Do Clients Sometimes Hesitate To Present The Factual But Unfavorable Parts Of Their Story?
While it is unfortunate, sometimes clients do hesitate to present the unfavorable parts of their story. And that is a problem. Some clients are very willing to engage in critical self-reflection and review, even the negative parts of their story. Some do it willingly because the stakes are so high, but others do it kicking and screaming. . The good news is that every client eventually does it – even if it is because I do not take no for an answer. I’ve had many conversations where I’ve had to say, “Look, this is your case. I am not going to prison. We’re fighting for your life here, so you have to do this.” I have sent clients back to the drawing board with their narrative or discovery review three, four, and even five times in order to get what I need from them. This part of the process is critical to understanding the case, and developing a winning defense theme and theory of the case.
Just as importantly, by the end of the process the client and I understand each other better. I know now where the client is coming from. I know what they are concerned about. I know what they think the weaknesses are in the case—and that is really invaluable. While they are engaging in this process, we are building a trust relationship founded on them believing that I am on their side, which is also important. And in the end, it does not take that long – typically no more than a few weeks to complete the review process.
While the client is developing his/her narrative, and reviewing and annotating the discovery, I am not sitting around doing nothing, I am busy working on two things. Number one, I am conducting all of the legal research that I have identified as necessary based the discovery. Based on that research, I draft and prepare any and all motions. The motion practice in sexual assault cases could fill its own book. We will discuss motions further in the next section.
The second thing that I am doing is continuing to work with the private investigator. I insist on working with a private investigator that has the mindset that they are the detective for the client and for the defense.
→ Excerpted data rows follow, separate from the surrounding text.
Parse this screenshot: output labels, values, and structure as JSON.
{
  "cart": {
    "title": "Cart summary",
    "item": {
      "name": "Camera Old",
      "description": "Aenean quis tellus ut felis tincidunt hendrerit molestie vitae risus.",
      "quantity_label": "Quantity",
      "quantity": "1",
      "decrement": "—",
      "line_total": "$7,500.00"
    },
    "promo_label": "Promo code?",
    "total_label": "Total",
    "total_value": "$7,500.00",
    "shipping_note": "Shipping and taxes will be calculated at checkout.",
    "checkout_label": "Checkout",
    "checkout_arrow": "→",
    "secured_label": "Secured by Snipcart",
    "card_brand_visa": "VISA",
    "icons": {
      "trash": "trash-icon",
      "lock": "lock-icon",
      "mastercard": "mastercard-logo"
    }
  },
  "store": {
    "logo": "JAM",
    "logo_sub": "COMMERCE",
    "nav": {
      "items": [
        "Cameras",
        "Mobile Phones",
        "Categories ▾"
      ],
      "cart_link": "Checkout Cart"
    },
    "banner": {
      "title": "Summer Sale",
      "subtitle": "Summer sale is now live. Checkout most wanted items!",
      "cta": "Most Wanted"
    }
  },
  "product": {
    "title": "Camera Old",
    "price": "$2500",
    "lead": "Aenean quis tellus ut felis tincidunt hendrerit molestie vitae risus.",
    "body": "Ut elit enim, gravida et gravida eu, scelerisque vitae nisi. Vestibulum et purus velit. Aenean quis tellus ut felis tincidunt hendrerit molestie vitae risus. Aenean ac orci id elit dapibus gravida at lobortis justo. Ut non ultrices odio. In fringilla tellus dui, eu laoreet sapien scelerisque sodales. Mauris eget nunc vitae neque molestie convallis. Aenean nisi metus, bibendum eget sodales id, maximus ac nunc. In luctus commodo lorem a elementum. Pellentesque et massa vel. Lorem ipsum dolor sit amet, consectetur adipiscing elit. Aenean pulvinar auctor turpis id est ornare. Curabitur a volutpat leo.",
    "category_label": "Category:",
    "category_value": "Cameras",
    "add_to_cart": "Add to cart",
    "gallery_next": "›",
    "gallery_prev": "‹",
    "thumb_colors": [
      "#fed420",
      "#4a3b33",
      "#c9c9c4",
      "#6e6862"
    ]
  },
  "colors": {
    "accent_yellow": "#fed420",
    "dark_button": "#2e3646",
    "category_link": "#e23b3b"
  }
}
They start their investigation the same way a police officer would begin. They interview the client much like the police begin by interviewing the victim. While interviewing the client, my private investigator will ask them to explain their story (again) in detail, and for the names of all witnesses.
The work of defense investigation can be invaluable. As an example, I once handled a sexual assault case that happened at a high school graduation party. Our private investigator went and interviewed a dozen kids who were at the party, and every one of them said something that was valuable. The devil was in details, and every kid at the party disputed or contradicted an important fact to the complainant’s story.
To take a different hypothetical, let us say you ae defending a child sexual assault case, where the assault is alleged to have occurred over several years. Your investigator must talk to every family member and close family friends. Things like: Were you at the birthday party in October of 2012? What was their relationship like over Christmas of 2010?
The private investigator should not only talk to every witness, but they are also responsible for getting any and all additional defense discovery that the client was not able to get. Does the defendant have texts that you need to get from his cell phone provider? Are there emails that we need to acquire? Did the victim or the victim’s family post anything on social media that is helpful? Is there anything on Facebook, Instagram, Snapchat, Twitter, TikTok? Does the client have stuff on their own electronic media that we should know about? The investigator needs to investigate all of that, if it is there. Maybe we then want to get a computer examiner to crack open an iPhone, a tablet, or a laptop to retrieve something the client deleted or could not save, something that could help us.
The defense team, including the private investigator and the computer expert, becomes particularly important. While the client is working on reviewing the discovery, the attorney is busy compiling the defense discovery and supplementing what the client said during the client interview, and what he client provided as evidence – focusing on things that remain missing after that initial defense investigation.
For more information, a free case strategy session is your next best step. Get the information and legal answers you are seeking by calling (248) 509-0056 today.